■ **Data records**:
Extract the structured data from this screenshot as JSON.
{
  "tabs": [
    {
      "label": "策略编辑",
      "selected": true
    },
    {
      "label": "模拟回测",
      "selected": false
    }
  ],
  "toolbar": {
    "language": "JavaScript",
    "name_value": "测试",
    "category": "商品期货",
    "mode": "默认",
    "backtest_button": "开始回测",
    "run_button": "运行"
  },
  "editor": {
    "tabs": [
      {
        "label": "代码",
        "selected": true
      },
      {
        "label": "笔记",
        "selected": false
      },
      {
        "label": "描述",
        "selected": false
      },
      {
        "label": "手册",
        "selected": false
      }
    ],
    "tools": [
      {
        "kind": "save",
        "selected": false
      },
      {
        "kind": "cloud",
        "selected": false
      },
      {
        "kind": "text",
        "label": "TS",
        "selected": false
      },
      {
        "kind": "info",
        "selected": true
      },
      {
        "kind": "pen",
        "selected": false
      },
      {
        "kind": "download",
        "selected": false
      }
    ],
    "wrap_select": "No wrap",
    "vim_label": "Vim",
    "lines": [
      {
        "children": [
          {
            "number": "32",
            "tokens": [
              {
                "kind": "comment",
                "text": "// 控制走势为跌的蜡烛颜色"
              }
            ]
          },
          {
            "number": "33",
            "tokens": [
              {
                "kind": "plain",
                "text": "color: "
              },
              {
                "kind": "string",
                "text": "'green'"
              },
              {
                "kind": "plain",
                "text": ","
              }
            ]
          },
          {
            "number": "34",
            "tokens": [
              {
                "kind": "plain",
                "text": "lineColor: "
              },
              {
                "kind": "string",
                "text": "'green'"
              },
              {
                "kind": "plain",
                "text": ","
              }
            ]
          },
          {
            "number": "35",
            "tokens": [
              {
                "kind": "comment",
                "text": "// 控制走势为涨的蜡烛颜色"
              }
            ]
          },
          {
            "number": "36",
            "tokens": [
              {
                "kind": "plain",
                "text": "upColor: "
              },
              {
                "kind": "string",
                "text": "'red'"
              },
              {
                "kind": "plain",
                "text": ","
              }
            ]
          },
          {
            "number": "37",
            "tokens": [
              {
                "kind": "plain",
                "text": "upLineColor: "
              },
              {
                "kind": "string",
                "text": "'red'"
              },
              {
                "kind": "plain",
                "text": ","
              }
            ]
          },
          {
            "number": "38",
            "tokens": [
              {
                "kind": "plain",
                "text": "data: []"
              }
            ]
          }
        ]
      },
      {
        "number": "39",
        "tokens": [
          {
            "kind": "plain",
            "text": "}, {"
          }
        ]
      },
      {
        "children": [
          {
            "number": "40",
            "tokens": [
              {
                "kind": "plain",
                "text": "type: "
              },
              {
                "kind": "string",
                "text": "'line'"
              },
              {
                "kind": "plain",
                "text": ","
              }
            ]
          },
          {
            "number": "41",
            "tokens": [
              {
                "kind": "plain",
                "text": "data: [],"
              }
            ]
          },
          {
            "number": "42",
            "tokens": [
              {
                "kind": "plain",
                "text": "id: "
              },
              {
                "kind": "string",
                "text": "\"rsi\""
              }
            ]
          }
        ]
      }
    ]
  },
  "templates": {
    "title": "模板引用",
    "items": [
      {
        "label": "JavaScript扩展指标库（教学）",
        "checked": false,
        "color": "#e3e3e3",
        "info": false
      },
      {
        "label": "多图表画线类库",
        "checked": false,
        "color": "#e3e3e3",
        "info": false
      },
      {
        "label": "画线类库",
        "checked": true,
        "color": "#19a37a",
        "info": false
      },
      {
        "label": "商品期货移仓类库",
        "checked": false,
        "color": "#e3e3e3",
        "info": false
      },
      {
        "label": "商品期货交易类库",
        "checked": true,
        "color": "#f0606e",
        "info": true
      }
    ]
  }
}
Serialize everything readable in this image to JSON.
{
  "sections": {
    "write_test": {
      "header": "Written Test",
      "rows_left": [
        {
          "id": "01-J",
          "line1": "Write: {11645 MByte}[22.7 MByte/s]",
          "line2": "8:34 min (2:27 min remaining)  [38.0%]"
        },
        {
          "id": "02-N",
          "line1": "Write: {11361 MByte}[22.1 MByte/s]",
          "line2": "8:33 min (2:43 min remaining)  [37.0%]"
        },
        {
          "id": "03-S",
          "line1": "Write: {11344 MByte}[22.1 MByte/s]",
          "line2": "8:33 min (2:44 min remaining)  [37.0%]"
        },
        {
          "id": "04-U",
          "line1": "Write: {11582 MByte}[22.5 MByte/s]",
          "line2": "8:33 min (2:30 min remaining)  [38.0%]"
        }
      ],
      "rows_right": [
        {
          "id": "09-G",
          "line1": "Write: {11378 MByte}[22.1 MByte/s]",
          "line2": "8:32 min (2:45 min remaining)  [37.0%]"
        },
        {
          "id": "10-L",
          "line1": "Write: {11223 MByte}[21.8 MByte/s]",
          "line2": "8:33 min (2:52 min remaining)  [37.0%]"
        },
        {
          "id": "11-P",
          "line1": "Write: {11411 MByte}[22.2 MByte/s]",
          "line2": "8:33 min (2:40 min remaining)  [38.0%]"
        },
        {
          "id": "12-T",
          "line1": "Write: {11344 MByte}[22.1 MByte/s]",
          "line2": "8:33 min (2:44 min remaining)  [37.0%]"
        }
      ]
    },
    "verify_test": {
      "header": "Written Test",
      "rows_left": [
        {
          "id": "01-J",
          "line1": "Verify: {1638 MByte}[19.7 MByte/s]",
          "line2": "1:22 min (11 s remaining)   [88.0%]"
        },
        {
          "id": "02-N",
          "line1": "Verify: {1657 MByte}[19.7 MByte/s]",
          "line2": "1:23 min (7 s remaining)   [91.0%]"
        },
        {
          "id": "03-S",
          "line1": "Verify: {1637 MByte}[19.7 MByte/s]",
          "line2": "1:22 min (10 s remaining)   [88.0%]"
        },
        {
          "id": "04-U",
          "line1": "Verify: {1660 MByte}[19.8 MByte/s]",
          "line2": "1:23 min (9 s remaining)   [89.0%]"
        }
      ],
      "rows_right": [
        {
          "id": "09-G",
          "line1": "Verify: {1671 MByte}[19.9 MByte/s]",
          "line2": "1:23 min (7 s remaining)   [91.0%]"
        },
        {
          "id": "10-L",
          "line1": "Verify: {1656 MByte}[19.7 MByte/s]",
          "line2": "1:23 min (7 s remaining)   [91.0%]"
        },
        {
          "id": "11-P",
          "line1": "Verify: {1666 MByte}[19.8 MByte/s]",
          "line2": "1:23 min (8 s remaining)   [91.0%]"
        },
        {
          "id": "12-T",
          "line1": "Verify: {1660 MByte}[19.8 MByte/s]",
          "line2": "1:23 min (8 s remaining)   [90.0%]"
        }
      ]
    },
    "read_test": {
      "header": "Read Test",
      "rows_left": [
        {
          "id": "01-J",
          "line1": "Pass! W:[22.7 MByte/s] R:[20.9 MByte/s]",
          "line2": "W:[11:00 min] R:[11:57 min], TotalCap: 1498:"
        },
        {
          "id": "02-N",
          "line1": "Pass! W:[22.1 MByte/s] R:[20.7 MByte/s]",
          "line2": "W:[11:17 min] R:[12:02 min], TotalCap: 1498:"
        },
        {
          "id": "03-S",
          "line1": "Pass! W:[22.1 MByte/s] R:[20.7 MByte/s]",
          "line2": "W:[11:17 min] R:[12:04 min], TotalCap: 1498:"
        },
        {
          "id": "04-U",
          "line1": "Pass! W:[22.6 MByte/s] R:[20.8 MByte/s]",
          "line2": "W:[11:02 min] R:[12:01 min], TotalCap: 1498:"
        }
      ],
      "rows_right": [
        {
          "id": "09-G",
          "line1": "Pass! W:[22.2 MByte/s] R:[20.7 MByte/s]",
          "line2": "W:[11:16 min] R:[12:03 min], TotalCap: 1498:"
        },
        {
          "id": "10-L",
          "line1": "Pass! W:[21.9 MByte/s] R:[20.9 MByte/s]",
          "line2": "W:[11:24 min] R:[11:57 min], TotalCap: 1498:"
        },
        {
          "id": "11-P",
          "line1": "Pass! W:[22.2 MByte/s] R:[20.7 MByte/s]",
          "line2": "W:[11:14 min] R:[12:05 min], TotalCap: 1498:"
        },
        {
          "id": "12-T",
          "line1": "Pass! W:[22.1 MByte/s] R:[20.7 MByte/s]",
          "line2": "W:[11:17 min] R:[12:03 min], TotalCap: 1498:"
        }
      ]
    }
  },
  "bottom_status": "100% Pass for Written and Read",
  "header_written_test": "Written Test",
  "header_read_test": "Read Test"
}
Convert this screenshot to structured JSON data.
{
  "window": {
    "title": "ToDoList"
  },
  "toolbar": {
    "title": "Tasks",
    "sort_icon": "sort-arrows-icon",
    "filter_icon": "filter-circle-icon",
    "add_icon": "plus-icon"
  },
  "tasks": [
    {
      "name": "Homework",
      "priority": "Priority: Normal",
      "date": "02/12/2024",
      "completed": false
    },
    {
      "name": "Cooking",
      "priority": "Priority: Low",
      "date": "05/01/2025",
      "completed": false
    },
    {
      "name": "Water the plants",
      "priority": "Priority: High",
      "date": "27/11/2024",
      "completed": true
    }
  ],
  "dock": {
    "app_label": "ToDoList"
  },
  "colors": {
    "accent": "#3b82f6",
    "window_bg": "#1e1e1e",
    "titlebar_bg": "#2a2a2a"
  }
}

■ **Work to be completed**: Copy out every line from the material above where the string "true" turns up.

■ **Result for this task**:
      "selected": true
        "selected": true
        "selected": true
        "checked": true,
        "checked": true,
        "info": true
      "completed": true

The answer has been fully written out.